Setting Sail

We quite literally set sail in the 2013 Vuelta a España today. The start line of the TTT was set on a temporary glass bottom jetty which required teams to take a short ferry ride to. Certainly quite unique and considering my back ground in water sports I felt it was a good omen for the Cannondale boys for the first stage. Alas, by days end it would not prove to be the case on this occasion.

We certainly had high hopes heading into today’s TTT and started with this enthusiasm. Ultimately it was probably our downfall as before half way we had already lost three riders and a fourth rider had set up camp on the back. Its so easy to push a little harder than your body wants you to in a TTT. Firstly your adrenaline is pumping as its a race, secondly your team mates are all giving 100% on the front and you are constantly champing at the bit to get forward and do your bit, and thirdly you simply don’t want to be seen to be letting your team mates down. So sadly all these positive and team orientated objectives can unceremoniously come back and slap you in the face when your legs decide they won’t do what your head is asking them to do.

So this was our situation and very early it was evident that Dall’Antonia and Basso were extremely strong and their fearsome turns of speed were putting the team well and truly aboard the pain train. Dall’Antonia in particularly is an absolute machine in these TTT’s, I guess you only need to see the destructive leadouts he performed for Elia Viviani at the Giro to understand the horsepower this bloke has in these type of efforts. He is truly a highly valued teammate.

I immediately knew with our final six we had a few more in trouble so I took on the role of keeping the pace smooth for everyone to recover and fill in the gaps on the climbs when they just needed that little extra breather. There was no point me putting the pedal to the metal as well as at the end of the day we needed a minimum of five to finish (the team time is taken when the 5th rider crosses the line). As it turned out with 5km to go we nearly had three riders left so caution was needed by someone and today that person was me. I’s days like today that my rowing days really come back to me. In a rowing boat there’s no point ripping the side of the boat if your partner or partners cannot match you, you will simply go around in circles. So today was an indicator of where we were at as a team. That’s why they call it team time trial as you need to pull as one, and that’s what we were able to achieve today.

stage-1 of the Vuelta a EspaÒa 2013

The positive to come out of htis was that Ivan (Basso) is in absolutely impeccable form and is certain to get even stronger as the race goes on. Also, every rider is totally committed to the cause and while it may have meant a few seeing red a little earlier than they may have hoped, it still shows how determined we all are to give all we have for the teams objectives.
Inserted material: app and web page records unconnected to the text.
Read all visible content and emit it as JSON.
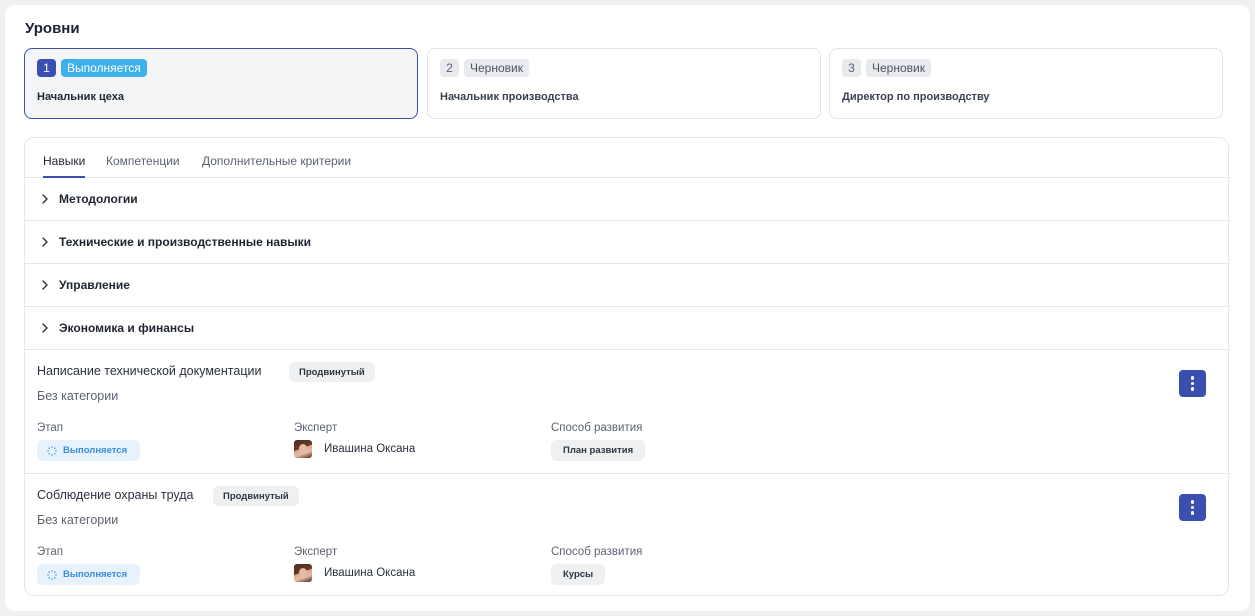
{
  "title": "Уровни",
  "levels": [
    {
      "num": "1",
      "status": "Выполняется",
      "name": "Начальник цеха"
    },
    {
      "num": "2",
      "status": "Черновик",
      "name": "Начальник производства"
    },
    {
      "num": "3",
      "status": "Черновик",
      "name": "Директор по производству"
    }
  ],
  "tabs": [
    "Навыки",
    "Компетенции",
    "Дополнительные критерии"
  ],
  "groups": [
    "Методологии",
    "Технические и производственные навыки",
    "Управление",
    "Экономика и финансы"
  ],
  "field_labels": {
    "stage": "Этап",
    "expert": "Эксперт",
    "method": "Способ развития"
  },
  "skills": [
    {
      "name": "Написание технической документации",
      "level": "Продвинутый",
      "category": "Без категории",
      "stage": "Выполняется",
      "expert": "Ивашина Оксана",
      "method": "План развития"
    },
    {
      "name": "Соблюдение охраны труда",
      "level": "Продвинутый",
      "category": "Без категории",
      "stage": "Выполняется",
      "expert": "Ивашина Оксана",
      "method": "Курсы"
    }
  ],
  "colors": {
    "accent": "#3a4fb0",
    "status_active": "#3fb0ea",
    "stage_text": "#3a8fd9"
  },
  "icons": {
    "group_toggle": "chevron-right-icon",
    "menu": "more-vertical-icon",
    "stage": "spinner-icon"
  }
}
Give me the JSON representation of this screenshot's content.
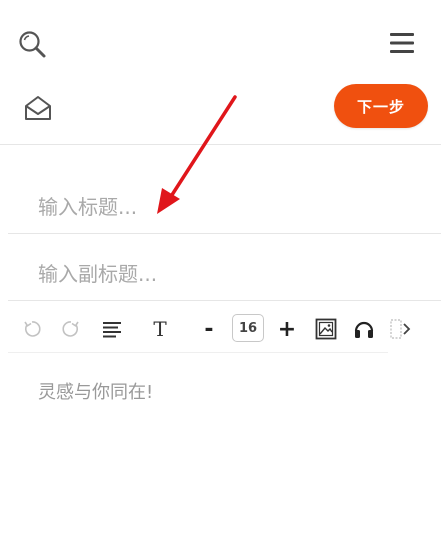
{
  "header": {
    "search_icon": "search-icon",
    "menu_icon": "hamburger-menu-icon",
    "mail_icon": "envelope-open-icon",
    "next_label": "下一步",
    "accent": "#f0500f"
  },
  "form": {
    "title_placeholder": "输入标题...",
    "subtitle_placeholder": "输入副标题..."
  },
  "toolbar": {
    "undo_icon": "undo-icon",
    "redo_icon": "redo-icon",
    "align_icon": "align-lines-icon",
    "text_style_label": "T",
    "decrease_label": "-",
    "font_size": "16",
    "increase_label": "+",
    "image_icon": "image-icon",
    "audio_icon": "headphones-icon",
    "more_icon": "more-chevron-icon"
  },
  "editor": {
    "placeholder": "灵感与你同在!"
  }
}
That’s a huge positive out of the day.

I was really happy with my ride today. It was a big improvement from the Giro and today I did it with a much cooler head. I would have loved to lay it on the line a little more but in the end so long as I am improving in the discipline I can’t really ask for much more of myself. I now have another 20 days in which I can bury myself until my heart’s content to keep Ivan in the GC, so I was cautious to not burn any energy today that I had in the tank.

So that’s day one stage down. Not a great start result-wise, but one that’s behind us now. Tomorrow the race heads immediately to a mountain top finish so there will another shake up of the field there. Judging by what I saw of Ivan today there’s pretty good odds on him climbing back up the GC rankings by day’s end tomorrow.

So in true what I believe to be true Vuelta style its almost midnight and I am still wide awake so time for me to knock out a few more pages of Sean Kelly’s book to calm me down and get some shut-eye. The adventure has only just began!!

Cheers,
Cam